PNS Daily Newscast - July 18, 2018 


Trump now says he misspoke as he stood side by side with Putin. Also on the Wednesday rundown: a Senate committee looks to weaken the Endangered Species Act; and public input is being sought on Great Lakes restoration.

Daily Newscasts

Doctor's Advice: How to Handle Spring Allergies

Seasonal allergic rhinitis, or hay fever, affects more than 35 million people in the United States annually. (mcfarlandmo/Wikimedia Commons)
Seasonal allergic rhinitis, or hay fever, affects more than 35 million people in the United States annually. (mcfarlandmo/Wikimedia Commons)
April 4, 2016

SEATTLE - It's the beginning of April, which means flowers are blooming, pollen is plentiful, and allergy sufferers are feeling the itchy effects.

There are some simple solutions for sufferers, though.

Doctor Mark La Shell, allergist-immunologist with Group Health, says people should start by avoiding allergens like tree and grass pollen.

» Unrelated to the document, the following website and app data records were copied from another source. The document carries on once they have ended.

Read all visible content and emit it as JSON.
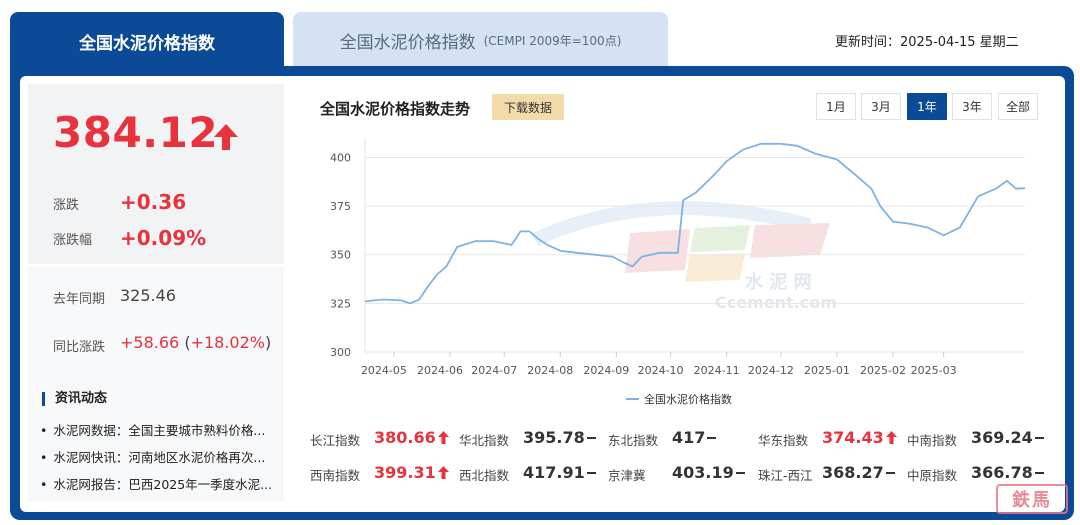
{
  "tabs": {
    "active_label": "全国水泥价格指数",
    "inactive_label": "全国水泥价格指数",
    "inactive_sub": "(CEMPI 2009年=100点)"
  },
  "update_time": "更新时间：2025-04-15 星期二",
  "summary": {
    "value": "384.12",
    "change_label": "涨跌",
    "change_value": "+0.36",
    "pct_label": "涨跌幅",
    "pct_value": "+0.09%",
    "last_year_label": "去年同期",
    "last_year_value": "325.46",
    "yoy_label": "同比涨跌",
    "yoy_value": "+58.66",
    "yoy_pct": "(+18.02%)"
  },
  "news": {
    "title": "资讯动态",
    "items": [
      "水泥网数据：全国主要城市熟料价格...",
      "水泥网快讯：河南地区水泥价格再次...",
      "水泥网报告：巴西2025年一季度水泥..."
    ]
  },
  "chart_header": {
    "title": "全国水泥价格指数走势",
    "download_label": "下载数据",
    "ranges": [
      "1月",
      "3月",
      "1年",
      "3年",
      "全部"
    ],
    "active_range": "1年"
  },
  "chart_data": {
    "type": "line",
    "title": "",
    "xlabel": "",
    "ylabel": "",
    "ylim": [
      300,
      410
    ],
    "yticks": [
      300,
      325,
      350,
      375,
      400
    ],
    "xticks": [
      "2024-05",
      "2024-06",
      "2024-07",
      "2024-08",
      "2024-09",
      "2024-10",
      "2024-11",
      "2024-12",
      "2025-01",
      "2025-02",
      "2025-03"
    ],
    "grid": true,
    "legend_position": "bottom",
    "series": [
      {
        "name": "全国水泥价格指数",
        "color": "#7fb2e5",
        "x": [
          "2024-04-15",
          "2024-04-25",
          "2024-05-05",
          "2024-05-10",
          "2024-05-15",
          "2024-05-20",
          "2024-05-25",
          "2024-05-30",
          "2024-06-05",
          "2024-06-15",
          "2024-06-25",
          "2024-07-05",
          "2024-07-10",
          "2024-07-15",
          "2024-07-20",
          "2024-07-25",
          "2024-08-01",
          "2024-08-10",
          "2024-08-20",
          "2024-08-30",
          "2024-09-05",
          "2024-09-10",
          "2024-09-15",
          "2024-09-25",
          "2024-10-05",
          "2024-10-08",
          "2024-10-15",
          "2024-10-25",
          "2024-11-01",
          "2024-11-10",
          "2024-11-20",
          "2024-12-01",
          "2024-12-10",
          "2024-12-20",
          "2025-01-01",
          "2025-01-10",
          "2025-01-20",
          "2025-01-25",
          "2025-02-01",
          "2025-02-10",
          "2025-02-20",
          "2025-03-01",
          "2025-03-10",
          "2025-03-20",
          "2025-03-30",
          "2025-04-05",
          "2025-04-10",
          "2025-04-15"
        ],
        "values": [
          326,
          327,
          326.5,
          325,
          327,
          334,
          340,
          344,
          354,
          357,
          357,
          355,
          362,
          362,
          358,
          355,
          352,
          351,
          350,
          349,
          346,
          344,
          349,
          351,
          351,
          378,
          382,
          391,
          398,
          404,
          407,
          407,
          406,
          402,
          399,
          392,
          384,
          375,
          367,
          366,
          364,
          360,
          364,
          380,
          384,
          388,
          384,
          384.12
        ]
      }
    ]
  },
  "watermark": {
    "cn": "水 泥 网",
    "en": "Ccement.com"
  },
  "indices": [
    {
      "name": "长江指数",
      "value": "380.66",
      "trend": "up"
    },
    {
      "name": "华北指数",
      "value": "395.78",
      "trend": "flat"
    },
    {
      "name": "东北指数",
      "value": "417",
      "trend": "flat"
    },
    {
      "name": "华东指数",
      "value": "374.43",
      "trend": "up"
    },
    {
      "name": "中南指数",
      "value": "369.24",
      "trend": "flat"
    },
    {
      "name": "西南指数",
      "value": "399.31",
      "trend": "up"
    },
    {
      "name": "西北指数",
      "value": "417.91",
      "trend": "flat"
    },
    {
      "name": "京津冀",
      "value": "403.19",
      "trend": "flat"
    },
    {
      "name": "珠江-西江",
      "value": "368.27",
      "trend": "flat"
    },
    {
      "name": "中原指数",
      "value": "366.78",
      "trend": "flat"
    }
  ],
  "colors": {
    "brand": "#0a4a97",
    "up": "#e8323c",
    "line": "#7fb2e5",
    "download_bg": "#f2dba9"
  },
  "stamp": "鉄馬"
}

If that doesn't work, patients can take two different medication routes. First, they should try fast-acting antihistamines.

"If those aren't working, just in the past year a lot of very good nasal sprays also became available over-the-counter," says La Shell. "Those are all actually more effective than the antihistamines, but they're slower. They take two or three weeks, sometimes longer, of everyday use before they start to work."

La Shell says those options include Flonase, Rhinocort, and Nasacort.

Indoor allergy sources, such as pet dandruff and mold, can also be a source of the sniffles, adding to the effect of outside allergies.

If a person's sensitivity is severe enough, a more drastic measure than medication can be taken. Allergen immunotherapy requires an intensive round of shots a few times a week for three to six months, but La Shell says it's highly effective.

"When they're appropriately selected for the right patient, they'll help 80 percent of patients," he says. "That's based on the literature. In my own experience it seems like more than that."

Seasonal allergies affect more than 35 million people in the U.S. La Shell says allergic disorders have increased across the whole population over the last 25 years.

Eric Tegethoff, Public News Service - WA